Attorney claims Madore’s counsel is conflicted
The ongoing drama over whistleblower complaints and investigations surrounding Clark County Councilor David Madore has entered the phase where one attorney is attempting to use the threat of an arcane legal proceeding to get another attorney to back down.
Yesterday, Greg Ferguson, the attorney representing Clark County Planning Director Oliver Orjiako in his whistleblower complaint against Madore, sent a letter to Nicholas Power, the embattled councilor’s attorney. The letter advised Power that he had created a conflict of interest and should exit the case.
The letter cites a Washington court rule that prohibits attorneys from acting as both “advocates” and “witnesses” for their clients. Specifically, the letter argues that Power violated this rule when he claimed that an investigation conducted by lawyer Rebecca Dean into Orjiako’s whistleblower complaint against Madore was biased. Power said the letter’s assertions are baseless and the county has mistreated Madore and failed to uphold its processes.
“I think that Ferguson is really barking up the wrong tree,” Power.
During a council meeting in July, Madore read “a detailed written statement into the record” that was authored by Power, according to Ferguson’s letter. The statement, according to the letter, included Power’s “observations of, and interactions with, outside investigator Rebecca Dean that you contend demonstrated her clear bias toward your client in connection with her independent investigation.”
“Your assertion was, in substance, that Ms. Dean’s demeanor toward you and unwillingness to follow your instructions amounted to proof that the investigation was ‘rigged,” Ferguson wrote.
The letter goes on to argue that Power had acted as a “central fact witness” and continuing on the case could cause him to run afoul of court rules. Ferguson also took aim at a recent petition filed by Power seeking a court order declaring the prosecuting attorney’s office was too conflicted to give Madore unbiased advice and the county should fork over money to give the councilor his own separate legal counsel.
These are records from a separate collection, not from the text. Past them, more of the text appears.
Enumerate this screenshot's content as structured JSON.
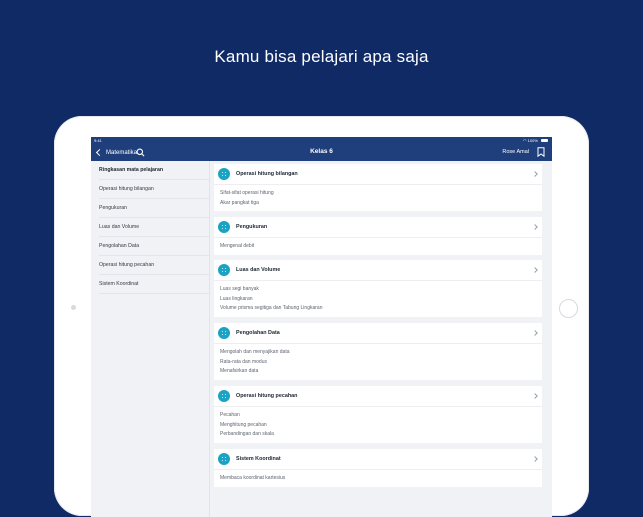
{
  "hero": {
    "title": "Kamu bisa pelajari apa saja"
  },
  "status_bar": {
    "time": "9:41",
    "battery": "100%"
  },
  "nav": {
    "back_label": "Matematika",
    "title": "Kelas 6",
    "user_name": "Rose Amal"
  },
  "sidebar": {
    "items": [
      {
        "label": "Ringkasan mata pelajaran",
        "active": true
      },
      {
        "label": "Operasi hitung bilangan"
      },
      {
        "label": "Pengukuran"
      },
      {
        "label": "Luas dan Volume"
      },
      {
        "label": "Pengolahan Data"
      },
      {
        "label": "Operasi hitung pecahan"
      },
      {
        "label": "Sistem Koordinat"
      }
    ]
  },
  "cards": [
    {
      "title": "Operasi hitung bilangan",
      "items": [
        "Sifat-sifat operasi hitung",
        "Akar pangkat tiga"
      ]
    },
    {
      "title": "Pengukuran",
      "items": [
        "Mengenal debit"
      ]
    },
    {
      "title": "Luas dan Volume",
      "items": [
        "Luas segi banyak",
        "Luas lingkaran",
        "Volume prisma segitiga dan Tabung Lingkaran"
      ]
    },
    {
      "title": "Pengolahan Data",
      "items": [
        "Mengolah dan menyajikan data",
        "Rata-rata dan modus",
        "Menafsirkan data"
      ]
    },
    {
      "title": "Operasi hitung pecahan",
      "items": [
        "Pecahan",
        "Menghitung pecahan",
        "Perbandingan dan skala"
      ]
    },
    {
      "title": "Sistem Koordinat",
      "items": [
        "Membaca koordinat kartesius"
      ]
    }
  ],
  "colors": {
    "background": "#102a66",
    "nav_bar": "#1f3f7c",
    "topic_icon": "#1aa3c2"
  }
}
That separate, county-funded counsel would be Power. But Ferguson writes that even if the petition was granted, Power couldn’t serve in that capacity because of the purported conflict.
Power called the letter from Ferguson “peculiar,” noting that neither attorney has been involved in each other’s cases until now. He said the Dean investigation is merely the “backstory” for the petition, which argues that the prosecuting attorney’s office has effectively sided against Madore during the county council’s political squabbles. Power also said that he’s “absolutely confident” he’s not conflicted.
“Lawyers act as witnesses all the time and we are always submitting declarations to the court,” he said. “It’s totally common to comment on what’s occurring with your side.”
Power said regardless of what you think of Madore’s politics, as an elected official, he’s entitled to unconflicted legal counsel. He also sharply criticized a recent report that concluded that Madore and Councilor Tom Mielke violated the Washington Open Public Meetings Act, calling it a “joke” that was severely lacking in evidence.
“Clark County needs to get away from politically driven legal conclusions and back to adhering to process,” he said. “It’s just Un-American. It’s Un-American what they are doing.”